++++ Provided material ++++

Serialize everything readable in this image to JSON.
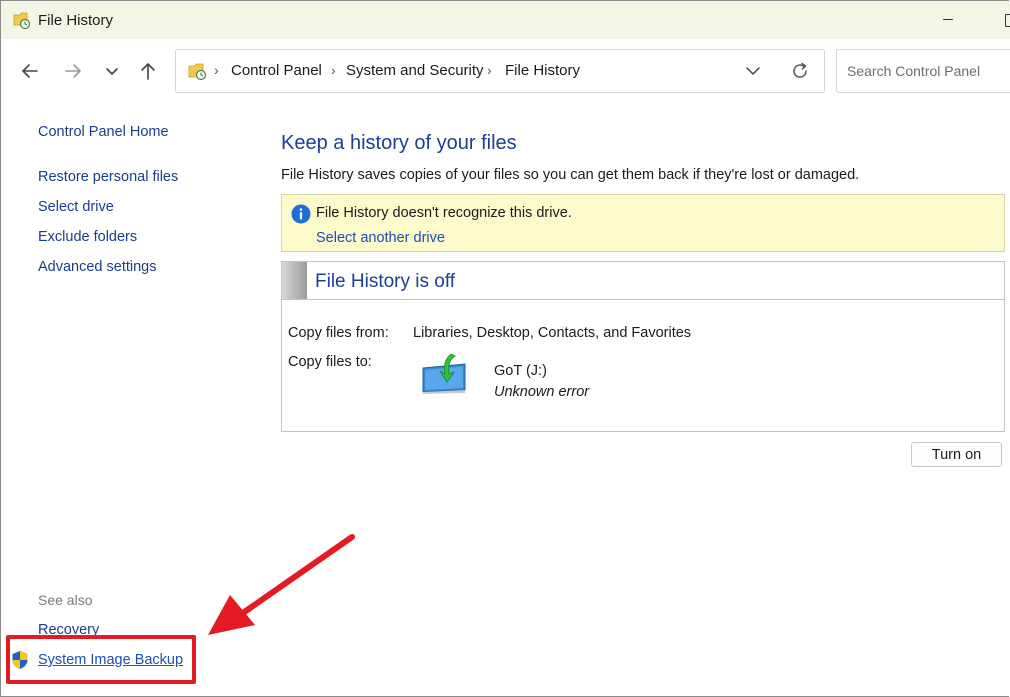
{
  "window": {
    "title": "File History",
    "colors": {
      "titlebar": "#f3f6e6",
      "link": "#1a3d8f",
      "heading": "#1c3f94"
    }
  },
  "nav": {
    "back_icon": "arrow-left-icon",
    "forward_icon": "arrow-right-icon",
    "recent_icon": "chevron-down-icon",
    "up_icon": "arrow-up-icon"
  },
  "address": {
    "crumbs": [
      "Control Panel",
      "System and Security",
      "File History"
    ],
    "separator": "›"
  },
  "search": {
    "placeholder": "Search Control Panel"
  },
  "sidebar": {
    "home": "Control Panel Home",
    "items": [
      {
        "label": "Restore personal files"
      },
      {
        "label": "Select drive"
      },
      {
        "label": "Exclude folders"
      },
      {
        "label": "Advanced settings"
      }
    ],
    "see_also_title": "See also",
    "see_also": [
      {
        "label": "Recovery"
      },
      {
        "label": "System Image Backup"
      }
    ]
  },
  "main": {
    "heading": "Keep a history of your files",
    "description": "File History saves copies of your files so you can get them back if they're lost or damaged.",
    "notice": {
      "text": "File History doesn't recognize this drive.",
      "link": "Select another drive",
      "background": "#fdfbcb"
    },
    "status": {
      "title": "File History is off",
      "copy_from_label": "Copy files from:",
      "copy_from_value": "Libraries, Desktop, Contacts, and Favorites",
      "copy_to_label": "Copy files to:",
      "drive_name": "GoT (J:)",
      "drive_status": "Unknown error"
    },
    "turn_on_label": "Turn on"
  },
  "annotation": {
    "color": "#e41b23"
  }
}
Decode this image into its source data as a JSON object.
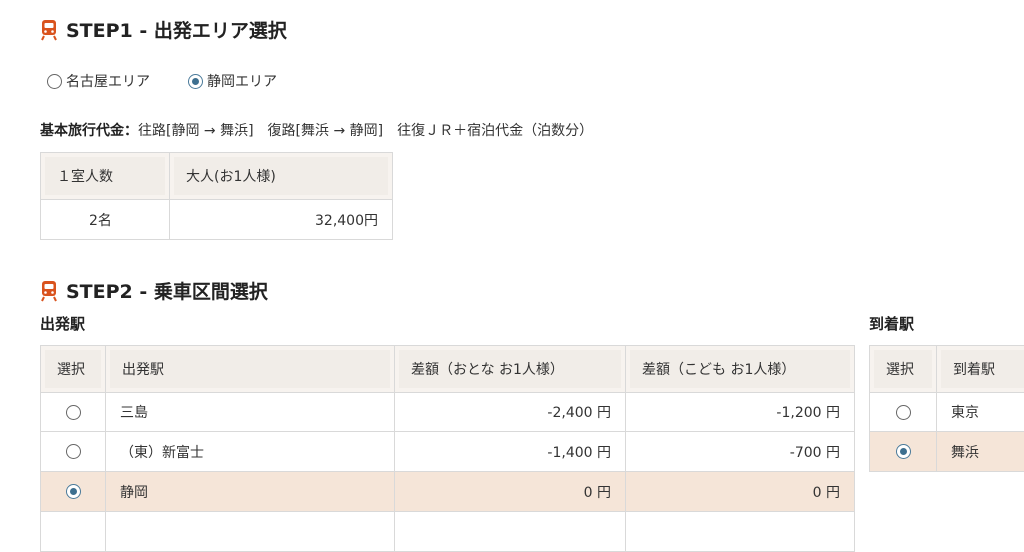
{
  "step1": {
    "heading": "STEP1 - 出発エリア選択",
    "areas": [
      {
        "label": "名古屋エリア",
        "checked": false
      },
      {
        "label": "静岡エリア",
        "checked": true
      }
    ],
    "price_label": "基本旅行代金：",
    "price_desc": "往路[静岡 → 舞浜]　復路[舞浜 → 静岡]　往復ＪＲ＋宿泊代金（泊数分）",
    "table": {
      "headers": [
        "１室人数",
        "大人(お1人様)"
      ],
      "rows": [
        [
          "2名",
          "32,400円"
        ]
      ]
    }
  },
  "step2": {
    "heading": "STEP2 - 乗車区間選択",
    "departure": {
      "title": "出発駅",
      "headers": [
        "選択",
        "出発駅",
        "差額（おとな お1人様）",
        "差額（こども お1人様）"
      ],
      "rows": [
        {
          "station": "三島",
          "adult": "-2,400 円",
          "child": "-1,200 円",
          "checked": false
        },
        {
          "station": "（東）新富士",
          "adult": "-1,400 円",
          "child": "-700 円",
          "checked": false
        },
        {
          "station": "静岡",
          "adult": "0 円",
          "child": "0 円",
          "checked": true
        }
      ]
    },
    "arrival": {
      "title": "到着駅",
      "headers": [
        "選択",
        "到着駅"
      ],
      "rows": [
        {
          "station": "東京",
          "checked": false
        },
        {
          "station": "舞浜",
          "checked": true
        }
      ]
    }
  },
  "colors": {
    "accent": "#d9531e",
    "selected_row": "#f5e5d8",
    "header_bg": "#f1ede8"
  }
}
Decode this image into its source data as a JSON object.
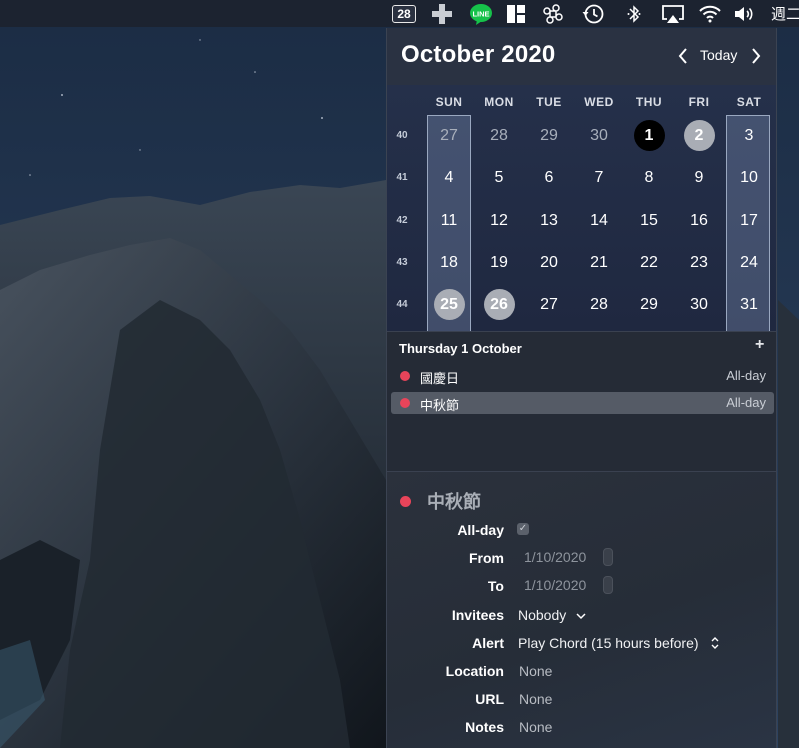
{
  "menubar": {
    "date_badge": "28",
    "clock_text": "週二"
  },
  "calendar": {
    "month_title": "October 2020",
    "nav_today": "Today",
    "weekdays": [
      "SUN",
      "MON",
      "TUE",
      "WED",
      "THU",
      "FRI",
      "SAT"
    ],
    "weeks": [
      {
        "num": "40",
        "days": [
          "27",
          "28",
          "29",
          "30",
          "1",
          "2",
          "3"
        ]
      },
      {
        "num": "41",
        "days": [
          "4",
          "5",
          "6",
          "7",
          "8",
          "9",
          "10"
        ]
      },
      {
        "num": "42",
        "days": [
          "11",
          "12",
          "13",
          "14",
          "15",
          "16",
          "17"
        ]
      },
      {
        "num": "43",
        "days": [
          "18",
          "19",
          "20",
          "21",
          "22",
          "23",
          "24"
        ]
      },
      {
        "num": "44",
        "days": [
          "25",
          "26",
          "27",
          "28",
          "29",
          "30",
          "31"
        ]
      }
    ]
  },
  "events": {
    "date_title": "Thursday 1 October",
    "add_label": "+",
    "items": [
      {
        "name": "國慶日",
        "time": "All-day",
        "color": "#e8445a"
      },
      {
        "name": "中秋節",
        "time": "All-day",
        "color": "#e8445a"
      }
    ]
  },
  "detail": {
    "title": "中秋節",
    "color": "#e8445a",
    "allday_label": "All-day",
    "from_label": "From",
    "from_value": "1/10/2020",
    "to_label": "To",
    "to_value": "1/10/2020",
    "invitees_label": "Invitees",
    "invitees_value": "Nobody",
    "alert_label": "Alert",
    "alert_value": "Play Chord (15 hours before)",
    "location_label": "Location",
    "location_value": "None",
    "url_label": "URL",
    "url_value": "None",
    "notes_label": "Notes",
    "notes_value": "None"
  }
}
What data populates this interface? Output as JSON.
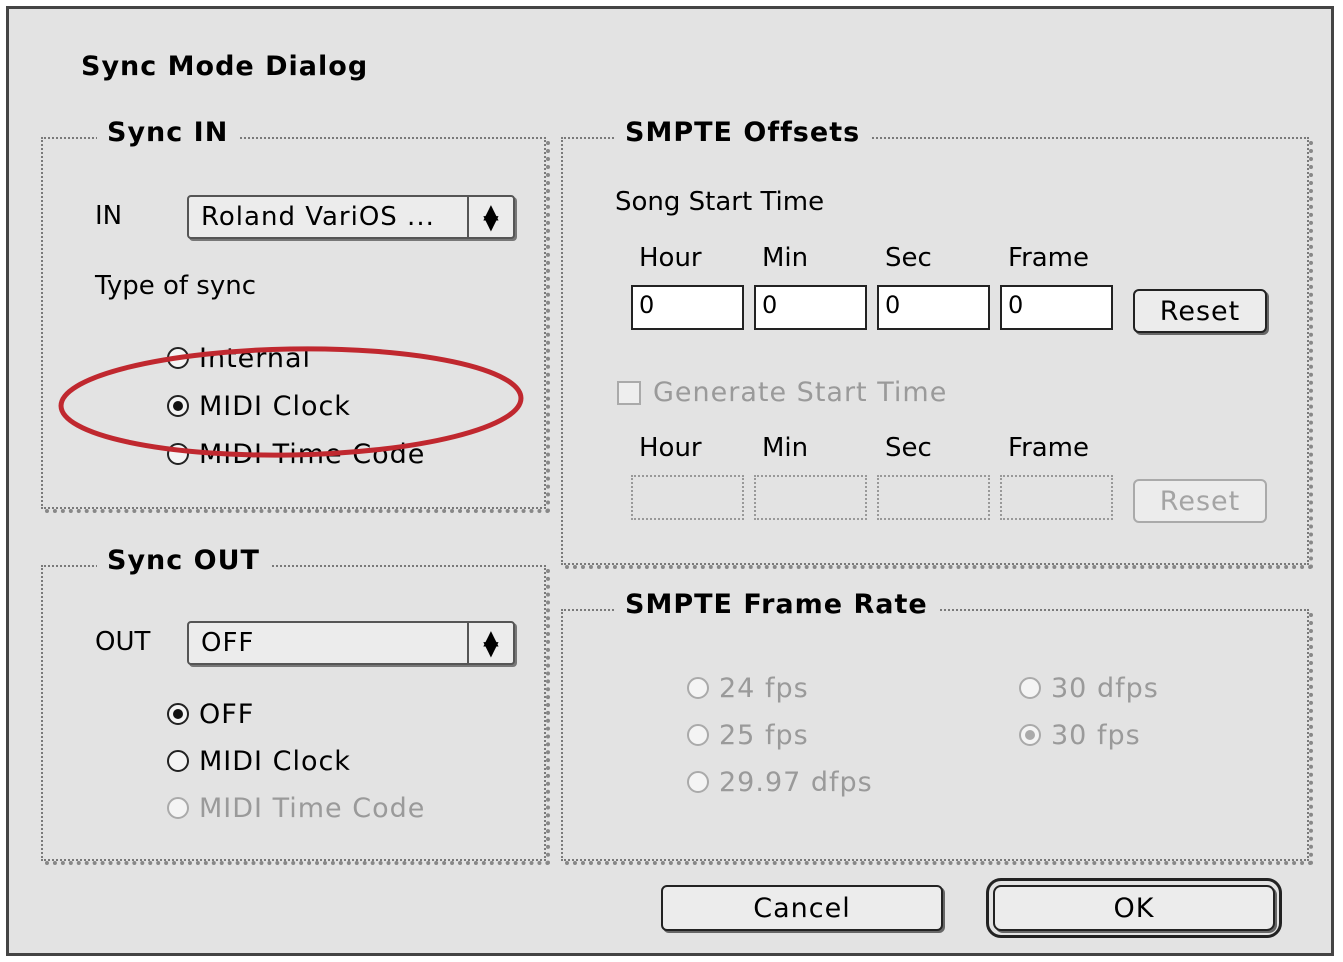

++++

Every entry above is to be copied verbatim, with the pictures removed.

Serialize everything readable in this image to JSON.
{
  "window": {
    "title": "File History",
    "colors": {
      "titlebar": "#f3f6e6",
      "link": "#1a3d8f",
      "heading": "#1c3f94"
    }
  },
  "nav": {
    "back_icon": "arrow-left-icon",
    "forward_icon": "arrow-right-icon",
    "recent_icon": "chevron-down-icon",
    "up_icon": "arrow-up-icon"
  },
  "address": {
    "crumbs": [
      "Control Panel",
      "System and Security",
      "File History"
    ],
    "separator": "›"
  },
  "search": {
    "placeholder": "Search Control Panel"
  },
  "sidebar": {
    "home": "Control Panel Home",
    "items": [
      {
        "label": "Restore personal files"
      },
      {
        "label": "Select drive"
      },
      {
        "label": "Exclude folders"
      },
      {
        "label": "Advanced settings"
      }
    ],
    "see_also_title": "See also",
    "see_also": [
      {
        "label": "Recovery"
      },
      {
        "label": "System Image Backup"
      }
    ]
  },
  "main": {
    "heading": "Keep a history of your files",
    "description": "File History saves copies of your files so you can get them back if they're lost or damaged.",
    "notice": {
      "text": "File History doesn't recognize this drive.",
      "link": "Select another drive",
      "background": "#fdfbcb"
    },
    "status": {
      "title": "File History is off",
      "copy_from_label": "Copy files from:",
      "copy_from_value": "Libraries, Desktop, Contacts, and Favorites",
      "copy_to_label": "Copy files to:",
      "drive_name": "GoT (J:)",
      "drive_status": "Unknown error"
    },
    "turn_on_label": "Turn on"
  },
  "annotation": {
    "color": "#e41b23"
  }
}
Decode this image into its source data as a JSON object.
{
  "step1": {
    "heading": "STEP1 - 出発エリア選択",
    "areas": [
      {
        "label": "名古屋エリア",
        "checked": false
      },
      {
        "label": "静岡エリア",
        "checked": true
      }
    ],
    "price_label": "基本旅行代金：",
    "price_desc": "往路[静岡 → 舞浜]　復路[舞浜 → 静岡]　往復ＪＲ＋宿泊代金（泊数分）",
    "table": {
      "headers": [
        "１室人数",
        "大人(お1人様)"
      ],
      "rows": [
        [
          "2名",
          "32,400円"
        ]
      ]
    }
  },
  "step2": {
    "heading": "STEP2 - 乗車区間選択",
    "departure": {
      "title": "出発駅",
      "headers": [
        "選択",
        "出発駅",
        "差額（おとな お1人様）",
        "差額（こども お1人様）"
      ],
      "rows": [
        {
          "station": "三島",
          "adult": "-2,400 円",
          "child": "-1,200 円",
          "checked": false
        },
        {
          "station": "（東）新富士",
          "adult": "-1,400 円",
          "child": "-700 円",
          "checked": false
        },
        {
          "station": "静岡",
          "adult": "0 円",
          "child": "0 円",
          "checked": true
        }
      ]
    },
    "arrival": {
      "title": "到着駅",
      "headers": [
        "選択",
        "到着駅"
      ],
      "rows": [
        {
          "station": "東京",
          "checked": false
        },
        {
          "station": "舞浜",
          "checked": true
        }
      ]
    }
  },
  "colors": {
    "accent": "#d9531e",
    "selected_row": "#f5e5d8",
    "header_bg": "#f1ede8"
  }
}
Decode this image into its source data as a JSON object.
{
  "menubar": {
    "date_badge": "28",
    "clock_text": "週二"
  },
  "calendar": {
    "month_title": "October 2020",
    "nav_today": "Today",
    "weekdays": [
      "SUN",
      "MON",
      "TUE",
      "WED",
      "THU",
      "FRI",
      "SAT"
    ],
    "weeks": [
      {
        "num": "40",
        "days": [
          "27",
          "28",
          "29",
          "30",
          "1",
          "2",
          "3"
        ]
      },
      {
        "num": "41",
        "days": [
          "4",
          "5",
          "6",
          "7",
          "8",
          "9",
          "10"
        ]
      },
      {
        "num": "42",
        "days": [
          "11",
          "12",
          "13",
          "14",
          "15",
          "16",
          "17"
        ]
      },
      {
        "num": "43",
        "days": [
          "18",
          "19",
          "20",
          "21",
          "22",
          "23",
          "24"
        ]
      },
      {
        "num": "44",
        "days": [
          "25",
          "26",
          "27",
          "28",
          "29",
          "30",
          "31"
        ]
      }
    ]
  },
  "events": {
    "date_title": "Thursday 1 October",
    "add_label": "+",
    "items": [
      {
        "name": "國慶日",
        "time": "All-day",
        "color": "#e8445a"
      },
      {
        "name": "中秋節",
        "time": "All-day",
        "color": "#e8445a"
      }
    ]
  },
  "detail": {
    "title": "中秋節",
    "color": "#e8445a",
    "allday_label": "All-day",
    "from_label": "From",
    "from_value": "1/10/2020",
    "to_label": "To",
    "to_value": "1/10/2020",
    "invitees_label": "Invitees",
    "invitees_value": "Nobody",
    "alert_label": "Alert",
    "alert_value": "Play Chord (15 hours before)",
    "location_label": "Location",
    "location_value": "None",
    "url_label": "URL",
    "url_value": "None",
    "notes_label": "Notes",
    "notes_value": "None"
  }
}
What data populates this interface? Output as JSON.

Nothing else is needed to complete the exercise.